For the listing below, how many lines contain the word "delete"? Answer with only that figure.

········

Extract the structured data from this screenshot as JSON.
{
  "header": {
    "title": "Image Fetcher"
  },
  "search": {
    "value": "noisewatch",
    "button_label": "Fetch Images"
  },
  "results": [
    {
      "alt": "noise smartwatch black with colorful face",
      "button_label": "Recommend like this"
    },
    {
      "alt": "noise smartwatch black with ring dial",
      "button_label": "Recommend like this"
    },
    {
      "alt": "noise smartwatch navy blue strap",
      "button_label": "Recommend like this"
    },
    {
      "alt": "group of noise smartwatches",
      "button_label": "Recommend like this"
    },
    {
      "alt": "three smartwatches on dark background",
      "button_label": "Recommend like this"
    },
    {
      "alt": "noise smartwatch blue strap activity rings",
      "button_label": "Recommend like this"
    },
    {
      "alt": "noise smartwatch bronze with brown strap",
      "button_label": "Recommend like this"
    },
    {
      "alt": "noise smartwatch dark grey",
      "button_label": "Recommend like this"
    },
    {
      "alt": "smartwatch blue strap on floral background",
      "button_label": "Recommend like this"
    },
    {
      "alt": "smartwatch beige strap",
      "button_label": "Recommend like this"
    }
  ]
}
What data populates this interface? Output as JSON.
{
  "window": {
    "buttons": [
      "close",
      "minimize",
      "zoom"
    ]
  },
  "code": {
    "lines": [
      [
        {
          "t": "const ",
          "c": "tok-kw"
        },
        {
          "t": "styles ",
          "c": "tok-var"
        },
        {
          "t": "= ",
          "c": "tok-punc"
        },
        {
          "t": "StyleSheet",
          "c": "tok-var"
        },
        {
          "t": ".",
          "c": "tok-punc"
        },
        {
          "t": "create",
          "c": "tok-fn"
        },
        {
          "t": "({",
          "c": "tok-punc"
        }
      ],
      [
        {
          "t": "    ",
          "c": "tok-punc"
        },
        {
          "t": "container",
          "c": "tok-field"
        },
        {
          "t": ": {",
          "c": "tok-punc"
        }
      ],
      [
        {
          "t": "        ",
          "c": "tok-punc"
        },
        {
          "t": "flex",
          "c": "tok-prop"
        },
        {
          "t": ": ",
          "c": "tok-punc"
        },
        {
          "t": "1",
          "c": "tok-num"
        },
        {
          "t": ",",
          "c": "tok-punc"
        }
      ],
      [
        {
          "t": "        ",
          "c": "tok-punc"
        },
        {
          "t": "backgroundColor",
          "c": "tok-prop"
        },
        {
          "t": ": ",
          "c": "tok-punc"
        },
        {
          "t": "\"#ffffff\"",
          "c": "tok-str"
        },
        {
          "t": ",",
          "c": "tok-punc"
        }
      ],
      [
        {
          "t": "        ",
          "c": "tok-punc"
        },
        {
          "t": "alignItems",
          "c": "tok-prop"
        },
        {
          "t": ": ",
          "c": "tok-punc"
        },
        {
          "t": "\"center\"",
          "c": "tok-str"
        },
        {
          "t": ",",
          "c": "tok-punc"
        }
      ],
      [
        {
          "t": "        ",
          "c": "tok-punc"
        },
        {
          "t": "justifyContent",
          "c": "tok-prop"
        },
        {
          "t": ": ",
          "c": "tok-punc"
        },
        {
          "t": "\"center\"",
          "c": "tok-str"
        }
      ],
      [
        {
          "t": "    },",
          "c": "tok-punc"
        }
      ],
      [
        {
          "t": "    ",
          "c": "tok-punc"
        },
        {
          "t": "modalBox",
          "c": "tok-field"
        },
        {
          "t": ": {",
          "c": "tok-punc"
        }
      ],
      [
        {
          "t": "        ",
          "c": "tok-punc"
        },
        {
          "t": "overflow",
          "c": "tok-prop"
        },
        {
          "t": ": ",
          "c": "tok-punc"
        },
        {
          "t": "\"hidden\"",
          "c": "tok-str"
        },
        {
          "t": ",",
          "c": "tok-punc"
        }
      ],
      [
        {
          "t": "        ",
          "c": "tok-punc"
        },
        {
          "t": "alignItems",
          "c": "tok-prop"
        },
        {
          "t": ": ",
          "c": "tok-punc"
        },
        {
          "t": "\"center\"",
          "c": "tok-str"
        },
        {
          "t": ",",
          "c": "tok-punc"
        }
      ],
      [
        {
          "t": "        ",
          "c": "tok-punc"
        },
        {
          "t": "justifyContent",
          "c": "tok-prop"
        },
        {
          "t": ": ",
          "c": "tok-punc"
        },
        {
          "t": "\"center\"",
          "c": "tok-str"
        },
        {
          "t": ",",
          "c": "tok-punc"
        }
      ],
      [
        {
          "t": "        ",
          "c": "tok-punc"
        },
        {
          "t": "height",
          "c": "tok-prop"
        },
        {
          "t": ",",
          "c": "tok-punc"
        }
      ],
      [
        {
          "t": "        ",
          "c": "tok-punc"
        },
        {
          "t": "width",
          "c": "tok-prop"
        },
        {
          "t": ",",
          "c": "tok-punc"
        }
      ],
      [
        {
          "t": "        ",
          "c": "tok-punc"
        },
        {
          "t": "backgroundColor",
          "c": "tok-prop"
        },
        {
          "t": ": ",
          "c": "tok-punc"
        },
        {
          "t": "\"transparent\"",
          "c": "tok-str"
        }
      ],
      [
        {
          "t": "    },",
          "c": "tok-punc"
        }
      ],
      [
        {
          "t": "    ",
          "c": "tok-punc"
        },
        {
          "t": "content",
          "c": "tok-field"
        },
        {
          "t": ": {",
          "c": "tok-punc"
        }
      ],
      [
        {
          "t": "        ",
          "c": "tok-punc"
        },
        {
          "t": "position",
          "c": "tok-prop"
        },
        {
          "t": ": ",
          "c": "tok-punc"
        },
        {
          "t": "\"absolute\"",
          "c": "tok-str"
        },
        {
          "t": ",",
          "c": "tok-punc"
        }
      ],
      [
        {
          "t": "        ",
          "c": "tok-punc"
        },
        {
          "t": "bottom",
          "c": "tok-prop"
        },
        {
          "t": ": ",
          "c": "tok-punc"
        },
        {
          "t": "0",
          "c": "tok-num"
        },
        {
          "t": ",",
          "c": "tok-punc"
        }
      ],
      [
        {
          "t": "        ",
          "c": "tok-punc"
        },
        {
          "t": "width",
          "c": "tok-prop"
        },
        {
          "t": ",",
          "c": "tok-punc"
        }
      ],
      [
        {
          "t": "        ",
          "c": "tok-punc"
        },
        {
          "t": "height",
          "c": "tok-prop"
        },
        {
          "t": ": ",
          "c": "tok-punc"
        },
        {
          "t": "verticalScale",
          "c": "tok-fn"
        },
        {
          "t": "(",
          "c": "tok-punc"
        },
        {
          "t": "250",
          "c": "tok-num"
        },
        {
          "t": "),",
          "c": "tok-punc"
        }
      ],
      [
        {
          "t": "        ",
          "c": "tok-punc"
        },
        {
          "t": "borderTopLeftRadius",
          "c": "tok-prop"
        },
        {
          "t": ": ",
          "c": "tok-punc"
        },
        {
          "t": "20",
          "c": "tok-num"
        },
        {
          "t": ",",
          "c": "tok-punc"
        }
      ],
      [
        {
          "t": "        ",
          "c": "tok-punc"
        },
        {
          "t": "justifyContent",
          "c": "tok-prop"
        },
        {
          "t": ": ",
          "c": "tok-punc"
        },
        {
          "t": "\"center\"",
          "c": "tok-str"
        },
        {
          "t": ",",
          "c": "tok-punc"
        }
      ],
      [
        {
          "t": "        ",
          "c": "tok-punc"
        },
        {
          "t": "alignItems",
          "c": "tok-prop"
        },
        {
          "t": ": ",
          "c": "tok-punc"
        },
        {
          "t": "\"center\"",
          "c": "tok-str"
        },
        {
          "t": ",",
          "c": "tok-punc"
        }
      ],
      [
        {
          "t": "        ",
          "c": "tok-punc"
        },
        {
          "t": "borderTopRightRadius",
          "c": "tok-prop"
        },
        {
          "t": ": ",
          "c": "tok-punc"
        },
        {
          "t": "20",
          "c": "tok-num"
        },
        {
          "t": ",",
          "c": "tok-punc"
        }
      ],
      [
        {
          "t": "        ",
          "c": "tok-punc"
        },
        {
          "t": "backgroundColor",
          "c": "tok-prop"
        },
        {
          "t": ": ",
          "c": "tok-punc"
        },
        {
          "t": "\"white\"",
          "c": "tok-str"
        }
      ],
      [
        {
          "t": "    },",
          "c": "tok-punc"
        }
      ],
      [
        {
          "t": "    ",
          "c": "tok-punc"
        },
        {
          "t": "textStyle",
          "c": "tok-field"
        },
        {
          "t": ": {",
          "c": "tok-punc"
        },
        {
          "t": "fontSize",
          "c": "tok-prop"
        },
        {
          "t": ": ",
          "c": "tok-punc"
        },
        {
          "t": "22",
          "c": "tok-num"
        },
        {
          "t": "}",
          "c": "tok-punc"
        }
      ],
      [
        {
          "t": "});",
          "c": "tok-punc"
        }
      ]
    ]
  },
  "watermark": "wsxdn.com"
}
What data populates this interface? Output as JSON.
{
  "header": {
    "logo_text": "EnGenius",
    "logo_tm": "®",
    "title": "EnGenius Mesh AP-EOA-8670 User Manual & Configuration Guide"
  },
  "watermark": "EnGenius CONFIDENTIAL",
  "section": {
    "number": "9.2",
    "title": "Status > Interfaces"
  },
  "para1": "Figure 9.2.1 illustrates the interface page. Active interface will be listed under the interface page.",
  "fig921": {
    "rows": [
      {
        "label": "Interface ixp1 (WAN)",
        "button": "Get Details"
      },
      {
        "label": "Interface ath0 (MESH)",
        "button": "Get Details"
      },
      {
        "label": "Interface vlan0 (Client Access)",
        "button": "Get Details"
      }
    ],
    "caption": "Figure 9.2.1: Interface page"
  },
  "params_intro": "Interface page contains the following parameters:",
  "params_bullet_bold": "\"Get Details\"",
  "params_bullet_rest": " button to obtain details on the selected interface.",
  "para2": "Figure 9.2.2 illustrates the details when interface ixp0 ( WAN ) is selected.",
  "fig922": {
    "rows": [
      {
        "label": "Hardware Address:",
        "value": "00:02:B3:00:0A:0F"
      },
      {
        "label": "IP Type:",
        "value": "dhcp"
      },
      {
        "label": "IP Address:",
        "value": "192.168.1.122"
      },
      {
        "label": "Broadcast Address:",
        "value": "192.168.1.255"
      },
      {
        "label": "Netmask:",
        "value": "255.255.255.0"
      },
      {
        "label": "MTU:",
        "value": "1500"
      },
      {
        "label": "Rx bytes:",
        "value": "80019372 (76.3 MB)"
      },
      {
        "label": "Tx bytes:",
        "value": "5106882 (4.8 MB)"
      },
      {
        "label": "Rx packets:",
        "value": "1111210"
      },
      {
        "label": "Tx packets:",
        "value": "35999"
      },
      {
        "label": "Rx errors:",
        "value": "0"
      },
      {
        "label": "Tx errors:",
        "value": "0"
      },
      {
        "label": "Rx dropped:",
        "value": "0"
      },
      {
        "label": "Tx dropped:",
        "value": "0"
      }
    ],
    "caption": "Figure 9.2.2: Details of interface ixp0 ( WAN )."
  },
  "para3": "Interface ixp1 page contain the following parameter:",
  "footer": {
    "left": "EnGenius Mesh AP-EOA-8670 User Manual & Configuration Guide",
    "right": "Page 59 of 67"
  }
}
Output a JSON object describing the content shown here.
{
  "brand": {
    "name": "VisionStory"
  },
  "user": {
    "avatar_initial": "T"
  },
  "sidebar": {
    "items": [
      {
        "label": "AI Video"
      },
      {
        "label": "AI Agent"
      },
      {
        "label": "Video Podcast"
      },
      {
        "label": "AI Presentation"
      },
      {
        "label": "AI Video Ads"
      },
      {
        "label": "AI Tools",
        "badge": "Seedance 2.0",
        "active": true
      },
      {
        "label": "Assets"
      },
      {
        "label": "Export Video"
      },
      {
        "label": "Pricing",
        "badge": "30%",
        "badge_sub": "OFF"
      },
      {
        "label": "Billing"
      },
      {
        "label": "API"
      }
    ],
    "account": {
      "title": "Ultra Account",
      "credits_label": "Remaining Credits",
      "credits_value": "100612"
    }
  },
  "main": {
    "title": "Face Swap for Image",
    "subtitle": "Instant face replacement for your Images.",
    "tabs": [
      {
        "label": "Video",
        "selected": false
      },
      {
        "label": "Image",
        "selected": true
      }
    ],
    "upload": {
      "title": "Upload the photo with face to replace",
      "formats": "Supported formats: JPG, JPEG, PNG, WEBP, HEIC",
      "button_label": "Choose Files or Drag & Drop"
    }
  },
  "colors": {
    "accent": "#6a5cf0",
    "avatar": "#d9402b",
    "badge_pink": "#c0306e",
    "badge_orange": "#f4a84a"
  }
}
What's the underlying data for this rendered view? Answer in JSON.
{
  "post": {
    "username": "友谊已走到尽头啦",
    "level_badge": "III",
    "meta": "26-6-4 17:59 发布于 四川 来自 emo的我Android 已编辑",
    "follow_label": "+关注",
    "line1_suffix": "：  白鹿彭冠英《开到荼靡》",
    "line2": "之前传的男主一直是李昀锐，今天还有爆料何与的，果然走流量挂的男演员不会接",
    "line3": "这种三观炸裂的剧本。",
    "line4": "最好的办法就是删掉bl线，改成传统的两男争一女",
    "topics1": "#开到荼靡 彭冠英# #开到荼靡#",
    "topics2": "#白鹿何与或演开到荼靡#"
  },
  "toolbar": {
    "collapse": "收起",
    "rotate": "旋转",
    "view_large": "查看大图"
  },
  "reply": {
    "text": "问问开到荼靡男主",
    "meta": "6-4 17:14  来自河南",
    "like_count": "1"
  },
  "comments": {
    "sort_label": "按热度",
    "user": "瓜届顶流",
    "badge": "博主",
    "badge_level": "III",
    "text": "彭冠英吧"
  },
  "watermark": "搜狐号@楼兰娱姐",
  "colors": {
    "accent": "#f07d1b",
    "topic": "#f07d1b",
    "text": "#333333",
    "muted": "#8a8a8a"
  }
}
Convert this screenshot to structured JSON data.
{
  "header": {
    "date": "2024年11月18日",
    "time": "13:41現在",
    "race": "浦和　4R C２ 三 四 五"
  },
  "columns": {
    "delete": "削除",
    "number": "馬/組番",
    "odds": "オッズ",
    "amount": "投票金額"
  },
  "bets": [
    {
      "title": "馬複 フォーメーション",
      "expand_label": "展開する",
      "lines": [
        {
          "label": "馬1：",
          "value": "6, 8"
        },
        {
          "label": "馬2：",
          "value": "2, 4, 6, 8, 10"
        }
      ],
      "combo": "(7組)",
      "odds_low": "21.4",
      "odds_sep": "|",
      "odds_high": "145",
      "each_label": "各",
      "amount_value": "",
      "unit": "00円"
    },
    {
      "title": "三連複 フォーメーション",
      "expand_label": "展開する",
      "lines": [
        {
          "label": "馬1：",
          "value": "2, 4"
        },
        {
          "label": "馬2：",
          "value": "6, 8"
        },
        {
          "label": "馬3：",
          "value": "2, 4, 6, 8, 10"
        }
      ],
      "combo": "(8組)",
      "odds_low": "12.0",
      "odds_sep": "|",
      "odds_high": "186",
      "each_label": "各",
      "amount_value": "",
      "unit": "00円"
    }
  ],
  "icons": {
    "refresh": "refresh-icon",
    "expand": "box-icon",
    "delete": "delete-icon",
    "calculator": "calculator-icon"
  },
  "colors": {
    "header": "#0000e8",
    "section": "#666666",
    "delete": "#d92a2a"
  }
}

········

**Exercise answer:** 3